─── Data supplied ───
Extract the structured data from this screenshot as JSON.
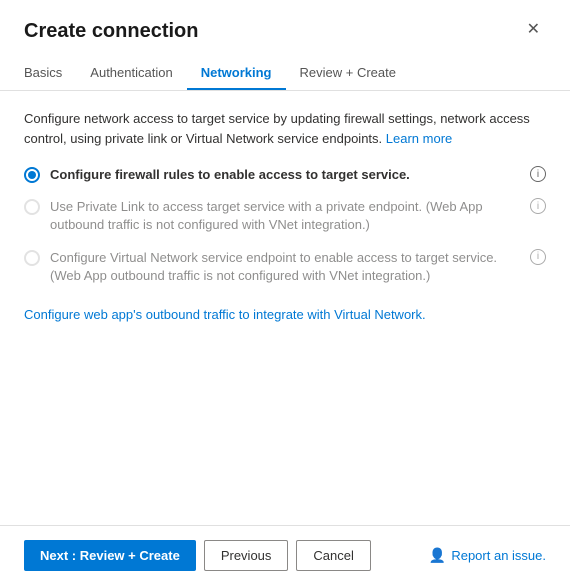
{
  "dialog": {
    "title": "Create connection",
    "close_label": "✕"
  },
  "tabs": [
    {
      "label": "Basics",
      "active": false
    },
    {
      "label": "Authentication",
      "active": false
    },
    {
      "label": "Networking",
      "active": true
    },
    {
      "label": "Review + Create",
      "active": false
    }
  ],
  "content": {
    "description": "Configure network access to target service by updating firewall settings, network access control, using private link or Virtual Network service endpoints.",
    "learn_more_label": "Learn more",
    "options": [
      {
        "id": "opt1",
        "selected": true,
        "disabled": false,
        "label": "Configure firewall rules to enable access to target service.",
        "has_info": true
      },
      {
        "id": "opt2",
        "selected": false,
        "disabled": true,
        "label": "Use Private Link to access target service with a private endpoint. (Web App outbound traffic is not configured with VNet integration.)",
        "has_info": true
      },
      {
        "id": "opt3",
        "selected": false,
        "disabled": true,
        "label": "Configure Virtual Network service endpoint to enable access to target service. (Web App outbound traffic is not configured with VNet integration.)",
        "has_info": true
      }
    ],
    "vnet_link_label": "Configure web app's outbound traffic to integrate with Virtual Network."
  },
  "footer": {
    "next_label": "Next : Review + Create",
    "previous_label": "Previous",
    "cancel_label": "Cancel",
    "report_label": "Report an issue."
  }
}
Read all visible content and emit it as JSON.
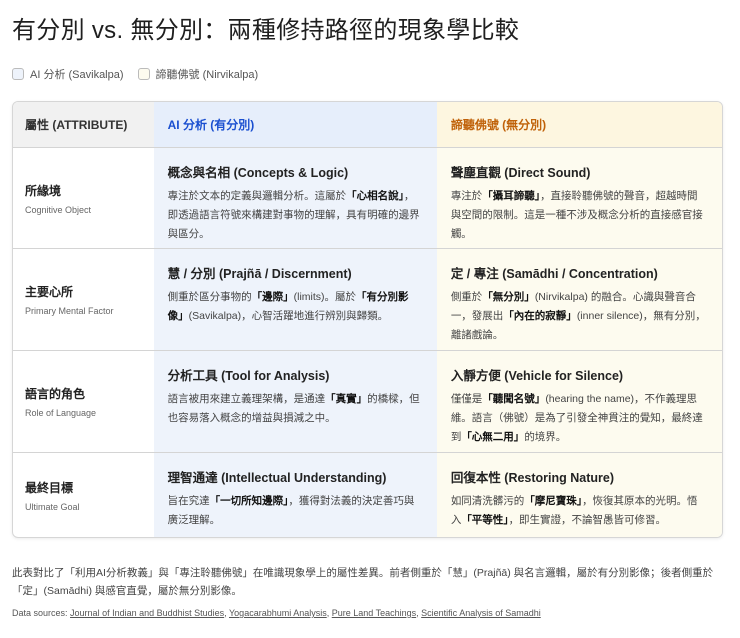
{
  "title": "有分別 vs. 無分別：兩種修持路徑的現象學比較",
  "legend": [
    {
      "label": "AI 分析 (Savikalpa)",
      "color": "#eef3fb"
    },
    {
      "label": "諦聽佛號 (Nirvikalpa)",
      "color": "#fdfbef"
    }
  ],
  "header": {
    "attr": "屬性 (ATTRIBUTE)",
    "ai": "AI 分析 (有分別)",
    "chant": "諦聽佛號 (無分別)"
  },
  "colors": {
    "ai_accent": "#1a4fd0",
    "chant_accent": "#c0620a"
  },
  "rows": [
    {
      "attr": "所緣境",
      "attr_en": "Cognitive Object",
      "ai": {
        "title": "概念與名相 (Concepts & Logic)",
        "desc": [
          {
            "t": "專注於文本的定義與邏輯分析。這屬於"
          },
          {
            "t": "「心相名說」",
            "b": true
          },
          {
            "t": "，即透過語言符號來構建對事物的理解，具有明確的邊界與區分。"
          }
        ]
      },
      "chant": {
        "title": "聲塵直觀 (Direct Sound)",
        "desc": [
          {
            "t": "專注於"
          },
          {
            "t": "「攝耳諦聽」",
            "b": true
          },
          {
            "t": "，直接聆聽佛號的聲音，超越時間與空間的限制。這是一種不涉及概念分析的直接感官接觸。"
          }
        ]
      }
    },
    {
      "attr": "主要心所",
      "attr_en": "Primary Mental Factor",
      "ai": {
        "title": "慧 / 分別 (Prajñā / Discernment)",
        "desc": [
          {
            "t": "側重於區分事物的"
          },
          {
            "t": "「邊際」",
            "b": true
          },
          {
            "t": "(limits)。屬於"
          },
          {
            "t": "「有分別影像」",
            "b": true
          },
          {
            "t": "(Savikalpa)，心智活躍地進行辨別與歸類。"
          }
        ]
      },
      "chant": {
        "title": "定 / 專注 (Samādhi / Concentration)",
        "desc": [
          {
            "t": "側重於"
          },
          {
            "t": "「無分別」",
            "b": true
          },
          {
            "t": "(Nirvikalpa) 的融合。心識與聲音合一，發展出"
          },
          {
            "t": "「內在的寂靜」",
            "b": true
          },
          {
            "t": "(inner silence)，無有分別，離諸戲論。"
          }
        ]
      }
    },
    {
      "attr": "語言的角色",
      "attr_en": "Role of Language",
      "ai": {
        "title": "分析工具 (Tool for Analysis)",
        "desc": [
          {
            "t": "語言被用來建立義理架構，是通達"
          },
          {
            "t": "「真實」",
            "b": true
          },
          {
            "t": "的橋樑，但也容易落入概念的增益與損減之中。"
          }
        ]
      },
      "chant": {
        "title": "入靜方便 (Vehicle for Silence)",
        "desc": [
          {
            "t": "僅僅是"
          },
          {
            "t": "「聽聞名號」",
            "b": true
          },
          {
            "t": "(hearing the name)，不作義理思維。語言（佛號）是為了引發全神貫注的覺知，最終達到"
          },
          {
            "t": "「心無二用」",
            "b": true
          },
          {
            "t": "的境界。"
          }
        ]
      }
    },
    {
      "attr": "最終目標",
      "attr_en": "Ultimate Goal",
      "ai": {
        "title": "理智通達 (Intellectual Understanding)",
        "desc": [
          {
            "t": "旨在究達"
          },
          {
            "t": "「一切所知邊際」",
            "b": true
          },
          {
            "t": "，獲得對法義的決定善巧與廣泛理解。"
          }
        ]
      },
      "chant": {
        "title": "回復本性 (Restoring Nature)",
        "desc": [
          {
            "t": "如同清洗髒污的"
          },
          {
            "t": "「摩尼寶珠」",
            "b": true
          },
          {
            "t": "，恢復其原本的光明。悟入"
          },
          {
            "t": "「平等性」",
            "b": true
          },
          {
            "t": "，即生實證，不論智愚皆可修習。"
          }
        ]
      }
    }
  ],
  "note": "此表對比了「利用AI分析教義」與「專注聆聽佛號」在唯識現象學上的屬性差異。前者側重於「慧」(Prajñā) 與名言邏輯，屬於有分別影像；後者側重於「定」(Samādhi) 與感官直覺，屬於無分別影像。",
  "sources": {
    "label": "Data sources:",
    "links": [
      "Journal of Indian and Buddhist Studies",
      "Yogacarabhumi Analysis",
      "Pure Land Teachings",
      "Scientific Analysis of Samadhi"
    ]
  }
}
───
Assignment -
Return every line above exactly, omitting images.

Answer -
Extract the structured data from this screenshot as JSON.
{
  "dialog": {
    "title": "Create connection",
    "close_label": "✕"
  },
  "tabs": [
    {
      "label": "Basics",
      "active": false
    },
    {
      "label": "Authentication",
      "active": false
    },
    {
      "label": "Networking",
      "active": true
    },
    {
      "label": "Review + Create",
      "active": false
    }
  ],
  "content": {
    "description": "Configure network access to target service by updating firewall settings, network access control, using private link or Virtual Network service endpoints.",
    "learn_more_label": "Learn more",
    "options": [
      {
        "id": "opt1",
        "selected": true,
        "disabled": false,
        "label": "Configure firewall rules to enable access to target service.",
        "has_info": true
      },
      {
        "id": "opt2",
        "selected": false,
        "disabled": true,
        "label": "Use Private Link to access target service with a private endpoint. (Web App outbound traffic is not configured with VNet integration.)",
        "has_info": true
      },
      {
        "id": "opt3",
        "selected": false,
        "disabled": true,
        "label": "Configure Virtual Network service endpoint to enable access to target service. (Web App outbound traffic is not configured with VNet integration.)",
        "has_info": true
      }
    ],
    "vnet_link_label": "Configure web app's outbound traffic to integrate with Virtual Network."
  },
  "footer": {
    "next_label": "Next : Review + Create",
    "previous_label": "Previous",
    "cancel_label": "Cancel",
    "report_label": "Report an issue."
  }
}
Read all visible content and emit it as JSON.
{
  "title": "有分別 vs. 無分別：兩種修持路徑的現象學比較",
  "legend": [
    {
      "label": "AI 分析 (Savikalpa)",
      "color": "#eef3fb"
    },
    {
      "label": "諦聽佛號 (Nirvikalpa)",
      "color": "#fdfbef"
    }
  ],
  "header": {
    "attr": "屬性 (ATTRIBUTE)",
    "ai": "AI 分析 (有分別)",
    "chant": "諦聽佛號 (無分別)"
  },
  "colors": {
    "ai_accent": "#1a4fd0",
    "chant_accent": "#c0620a"
  },
  "rows": [
    {
      "attr": "所緣境",
      "attr_en": "Cognitive Object",
      "ai": {
        "title": "概念與名相 (Concepts & Logic)",
        "desc": [
          {
            "t": "專注於文本的定義與邏輯分析。這屬於"
          },
          {
            "t": "「心相名說」",
            "b": true
          },
          {
            "t": "，即透過語言符號來構建對事物的理解，具有明確的邊界與區分。"
          }
        ]
      },
      "chant": {
        "title": "聲塵直觀 (Direct Sound)",
        "desc": [
          {
            "t": "專注於"
          },
          {
            "t": "「攝耳諦聽」",
            "b": true
          },
          {
            "t": "，直接聆聽佛號的聲音，超越時間與空間的限制。這是一種不涉及概念分析的直接感官接觸。"
          }
        ]
      }
    },
    {
      "attr": "主要心所",
      "attr_en": "Primary Mental Factor",
      "ai": {
        "title": "慧 / 分別 (Prajñā / Discernment)",
        "desc": [
          {
            "t": "側重於區分事物的"
          },
          {
            "t": "「邊際」",
            "b": true
          },
          {
            "t": "(limits)。屬於"
          },
          {
            "t": "「有分別影像」",
            "b": true
          },
          {
            "t": "(Savikalpa)，心智活躍地進行辨別與歸類。"
          }
        ]
      },
      "chant": {
        "title": "定 / 專注 (Samādhi / Concentration)",
        "desc": [
          {
            "t": "側重於"
          },
          {
            "t": "「無分別」",
            "b": true
          },
          {
            "t": "(Nirvikalpa) 的融合。心識與聲音合一，發展出"
          },
          {
            "t": "「內在的寂靜」",
            "b": true
          },
          {
            "t": "(inner silence)，無有分別，離諸戲論。"
          }
        ]
      }
    },
    {
      "attr": "語言的角色",
      "attr_en": "Role of Language",
      "ai": {
        "title": "分析工具 (Tool for Analysis)",
        "desc": [
          {
            "t": "語言被用來建立義理架構，是通達"
          },
          {
            "t": "「真實」",
            "b": true
          },
          {
            "t": "的橋樑，但也容易落入概念的增益與損減之中。"
          }
        ]
      },
      "chant": {
        "title": "入靜方便 (Vehicle for Silence)",
        "desc": [
          {
            "t": "僅僅是"
          },
          {
            "t": "「聽聞名號」",
            "b": true
          },
          {
            "t": "(hearing the name)，不作義理思維。語言（佛號）是為了引發全神貫注的覺知，最終達到"
          },
          {
            "t": "「心無二用」",
            "b": true
          },
          {
            "t": "的境界。"
          }
        ]
      }
    },
    {
      "attr": "最終目標",
      "attr_en": "Ultimate Goal",
      "ai": {
        "title": "理智通達 (Intellectual Understanding)",
        "desc": [
          {
            "t": "旨在究達"
          },
          {
            "t": "「一切所知邊際」",
            "b": true
          },
          {
            "t": "，獲得對法義的決定善巧與廣泛理解。"
          }
        ]
      },
      "chant": {
        "title": "回復本性 (Restoring Nature)",
        "desc": [
          {
            "t": "如同清洗髒污的"
          },
          {
            "t": "「摩尼寶珠」",
            "b": true
          },
          {
            "t": "，恢復其原本的光明。悟入"
          },
          {
            "t": "「平等性」",
            "b": true
          },
          {
            "t": "，即生實證，不論智愚皆可修習。"
          }
        ]
      }
    }
  ],
  "note": "此表對比了「利用AI分析教義」與「專注聆聽佛號」在唯識現象學上的屬性差異。前者側重於「慧」(Prajñā) 與名言邏輯，屬於有分別影像；後者側重於「定」(Samādhi) 與感官直覺，屬於無分別影像。",
  "sources": {
    "label": "Data sources:",
    "links": [
      "Journal of Indian and Buddhist Studies",
      "Yogacarabhumi Analysis",
      "Pure Land Teachings",
      "Scientific Analysis of Samadhi"
    ]
  }
}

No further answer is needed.